Sample: National adult
Sample size: 1,500
Major topics covered: George W. Bush job approval (1); New stories from past month (7); Method of hearing news about terrorism (10); Job performance of press (1); Military action against those responsible for terror attacks (2); Interested in news (2); News media in society (1); News criticism of people hinder job performance (2); News correct/incorrect (1); Phrase that describes news organizations (8); Feelings about federal government (7); People trusted/not trusted (1); Things in the news (4); Confidence in military (1); Confidence in government (1); News censorship (4); Accurate news coverage (4); Military hiding bad news (1); Government hiding bad news (1); News giving Osama Bin Laden opportunity (1); Discussion on stopping terrorism (1); More control over news (2); Better news coverage (3); Reason’s for News censorship (1); Results of terrorist attacks (4); Religion gaining or losing influence (1); Attend religious services (2); How important is religion (1); Opinion of..(8); Know anyone Muslim (1); Knowledge of Muslim practices (2); Closer to view (2); Worry when U.S. uses force (1); Reason’s for terrorist attacks (1); God protecting U.S. (1); Use computer/Internet (2).
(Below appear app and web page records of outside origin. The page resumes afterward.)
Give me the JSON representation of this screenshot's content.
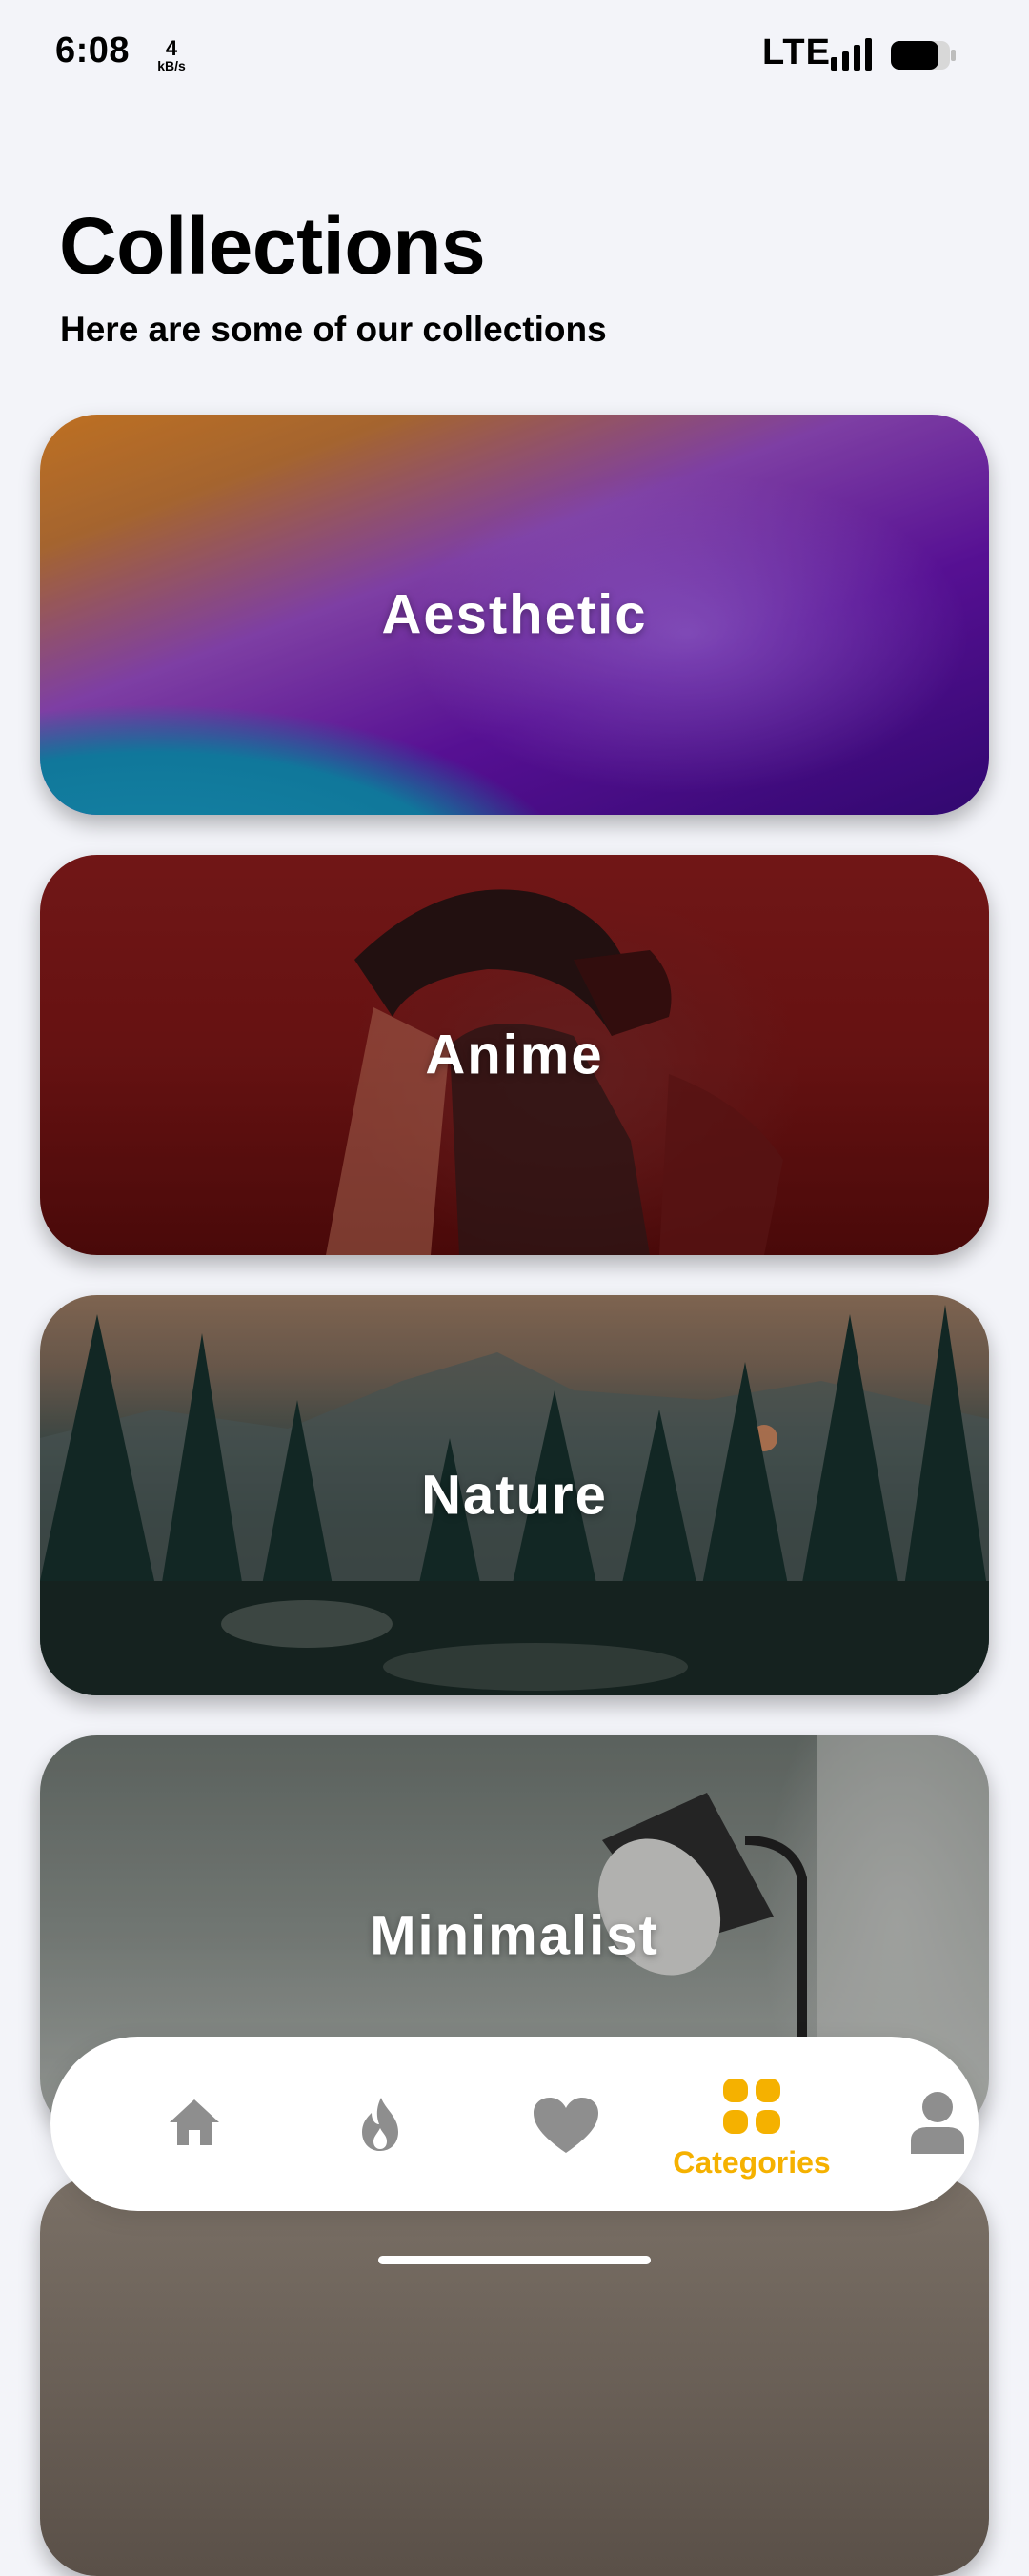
{
  "status_bar": {
    "time": "6:08",
    "speed_value": "4",
    "speed_unit": "kB/s",
    "network": "LTE"
  },
  "header": {
    "title": "Collections",
    "subtitle": "Here are some of our collections"
  },
  "collections": [
    {
      "label": "Aesthetic"
    },
    {
      "label": "Anime"
    },
    {
      "label": "Nature"
    },
    {
      "label": "Minimalist"
    }
  ],
  "bottom_nav": {
    "items": [
      {
        "icon": "home-icon",
        "label": ""
      },
      {
        "icon": "fire-icon",
        "label": ""
      },
      {
        "icon": "heart-icon",
        "label": ""
      },
      {
        "icon": "grid-icon",
        "label": "Categories",
        "active": true
      },
      {
        "icon": "user-icon",
        "label": ""
      }
    ],
    "active_color": "#f5b100",
    "inactive_color": "#8e8e8e"
  }
}
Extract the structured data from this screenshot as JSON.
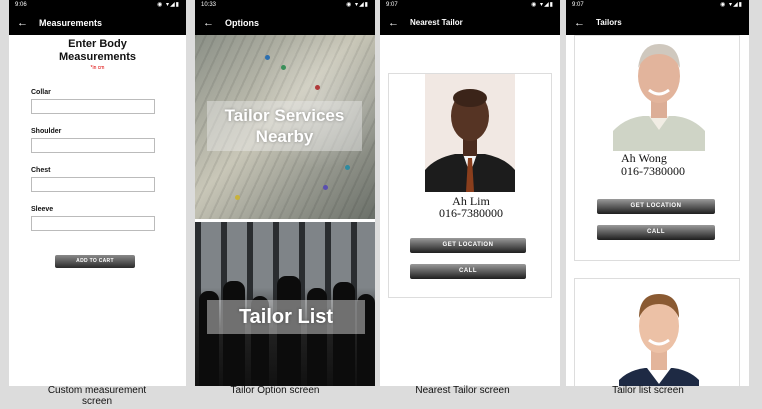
{
  "screens": [
    {
      "status_time": "9:06",
      "title": "Measurements",
      "heading": "Enter Body Measurements",
      "unit_note": "*in cm",
      "fields": [
        "Collar",
        "Shoulder",
        "Chest",
        "Sleeve"
      ],
      "button": "ADD TO CART",
      "caption": "Custom measurement screen"
    },
    {
      "status_time": "10:33",
      "title": "Options",
      "option1": "Tailor Services Nearby",
      "option2": "Tailor List",
      "caption": "Tailor Option screen"
    },
    {
      "status_time": "9:07",
      "title": "Nearest Tailor",
      "name": "Ah Lim",
      "phone": "016-7380000",
      "btn_location": "GET LOCATION",
      "btn_call": "CALL",
      "caption": "Nearest Tailor screen"
    },
    {
      "status_time": "9:07",
      "title": "Tailors",
      "name": "Ah Wong",
      "phone": "016-7380000",
      "btn_location": "GET LOCATION",
      "btn_call": "CALL",
      "caption": "Tailor list screen"
    }
  ],
  "icons": {
    "back": "arrow-left-icon",
    "status": "wifi-signal-battery-icons"
  }
}
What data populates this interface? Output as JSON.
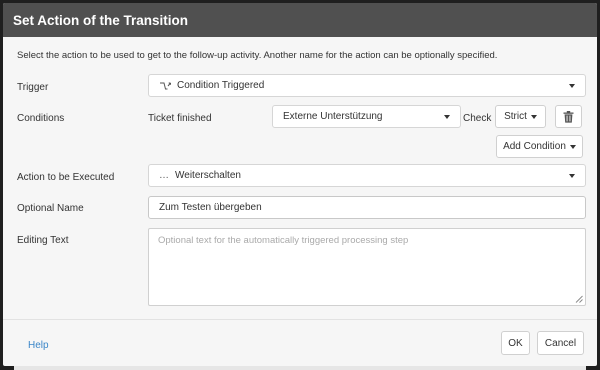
{
  "dialog": {
    "title": "Set Action of the Transition",
    "intro": "Select the action to be used to get to the follow-up activity. Another name for the action can be optionally specified."
  },
  "trigger": {
    "label": "Trigger",
    "value": "Condition Triggered",
    "icon": "condition-trigger-icon"
  },
  "conditions": {
    "label": "Conditions",
    "subject": "Ticket finished",
    "value": "Externe Unterstützung",
    "check_label": "Check",
    "check_value": "Strict",
    "add_condition_label": "Add Condition",
    "delete_icon": "trash-icon"
  },
  "action": {
    "label": "Action to be Executed",
    "value": "Weiterschalten",
    "icon": "ellipsis-icon"
  },
  "optional_name": {
    "label": "Optional Name",
    "value": "Zum Testen übergeben"
  },
  "editing_text": {
    "label": "Editing Text",
    "placeholder": "Optional text for the automatically triggered processing step"
  },
  "footer": {
    "help_label": "Help",
    "ok_label": "OK",
    "cancel_label": "Cancel"
  },
  "colors": {
    "titlebar": "#505050",
    "dialog_bg": "#f6f6f6",
    "link": "#3a86c8",
    "backdrop": "#1f1f1f"
  }
}
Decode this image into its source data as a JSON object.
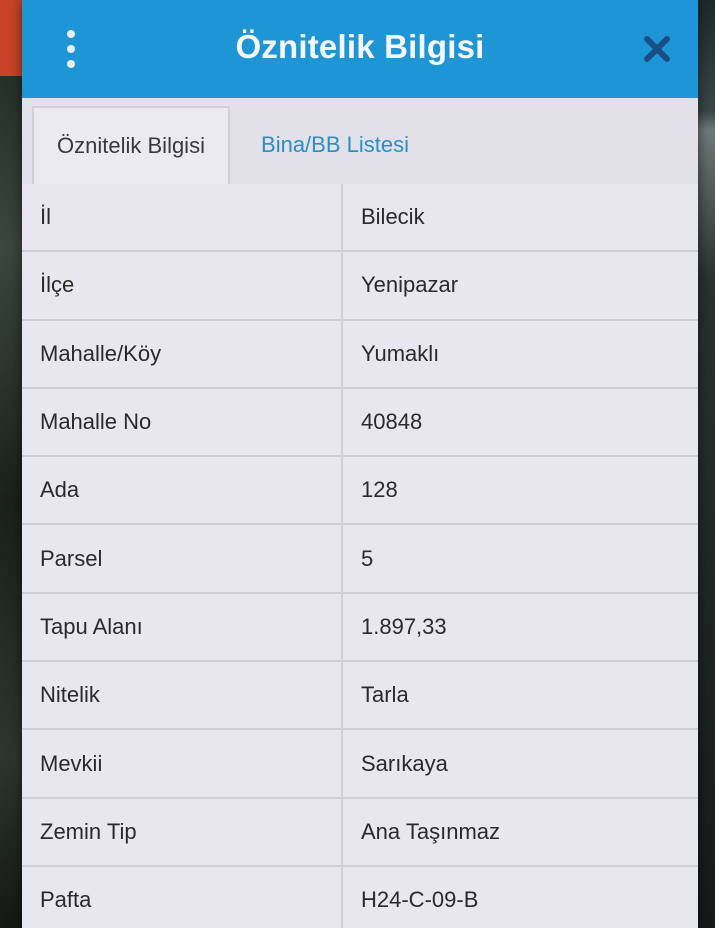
{
  "dialog": {
    "title": "Öznitelik Bilgisi",
    "menu_icon": "more-vertical-icon",
    "close_icon": "close-icon",
    "header_color": "#1e96d6",
    "accent_text_color": "#2a8fc6"
  },
  "tabs": [
    {
      "label": "Öznitelik Bilgisi",
      "active": true
    },
    {
      "label": "Bina/BB Listesi",
      "active": false
    }
  ],
  "rows": [
    {
      "label": "İl",
      "value": "Bilecik"
    },
    {
      "label": "İlçe",
      "value": "Yenipazar"
    },
    {
      "label": "Mahalle/Köy",
      "value": "Yumaklı"
    },
    {
      "label": "Mahalle No",
      "value": "40848"
    },
    {
      "label": "Ada",
      "value": "128"
    },
    {
      "label": "Parsel",
      "value": "5"
    },
    {
      "label": "Tapu Alanı",
      "value": "1.897,33"
    },
    {
      "label": "Nitelik",
      "value": "Tarla"
    },
    {
      "label": "Mevkii",
      "value": "Sarıkaya"
    },
    {
      "label": "Zemin Tip",
      "value": "Ana Taşınmaz"
    },
    {
      "label": "Pafta",
      "value": "H24-C-09-B"
    }
  ]
}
Luntz Survey: Substance Abuse II: Teens and their parents
Field dates: July-August 1996
Sample: 1,200 Teenagers aged 12-17 and 1,166 Parents
Major topics covered:
Teen survey: Most important problem (1); future goals (1); hobbies (1); bored on weekends (1); alcohol (9); marijuana (8); illegal drugs (5); drug use at school (8); know someone who sells drugs (2); legalization of marijuana (1); smoking cigarettes encouraged by media (1); drug use encouraged by media (1); American culture glamorizes these (3); dinner with family (1); specific time to be home at night (1); parents knowledge of weekend activities (1); parents work (2); family (1); importance of religion (2); importance of racial/ethnic heritage (1); grades in school (1); respondent’s weight (1); sex (1). Adult survey: Most important problem (1); smoking cigarettes (5); buying and using tobacco/alcohol/marijuana (6); alcohol (4); illegal drugs (11); marijuana (2); legalization of marijuana (1); media encouraging smoking (1); media encouraging marijuana use (1); sex (2); drug use at school (6); religion (4); try marijuana/illegal drugs (2).
Luntz Survey: Substance Abuse: Teens and Adults
Survey sponsor: The National Center on Addiction and Substance Abuse at Columbia University
Field dates: May 18-June 8, 1995
Sample: 400 Teens and 2000 Adults
Major topics covered:
Teen survey: Most important problem (1); economic opportunities (1); smoke cigarettes (5); alcohol (9); marijuana (9); illegal drugs (18); tobacco/drug/alcohol addiction (4); drug selling (1); anti-drug program (1); legalization of marijuana/drugs (2); ,media encouraging illegal drug use (2); source of information (4); employment (1); hobbies (1); family (1); parents work (2); religion (2); grades in school (1). Adult survey: Most important problem (1); AIDS (1); illegal drugs (14); morality in US (1); smoke cigarettes (8); marijuana (9); alcohol (6); cigarette/drug/alcohol addictions (9); anti-drug program (4); legalization of marijuana/drugs (2); drug laws (1); media encouraging illegal drug use (3); community efforts in anti-drug program (1); children interaction with drugs (1); source of information (6).
Attitudes Toward the Public Schools Survey
Survey Sponsor: Phi Delta Kappa
Survey firm: Gallup Organization
Date: May 23-June 6, 2001
Sample: National adult with an oversample of parents
Sample size: 1,108
Major topics covered: Biggest public school problem (3); grading public schools (3); improving public Education (14); School Choice/vouchers (3); Charter Schools (3); Home Schooling (3); internet Courses (2); School Quality & Expenditures (2); Higher Learning levels (3); Student testing (13); Black vs. White academic achievement (6); Privatization (4); Gun Control (3)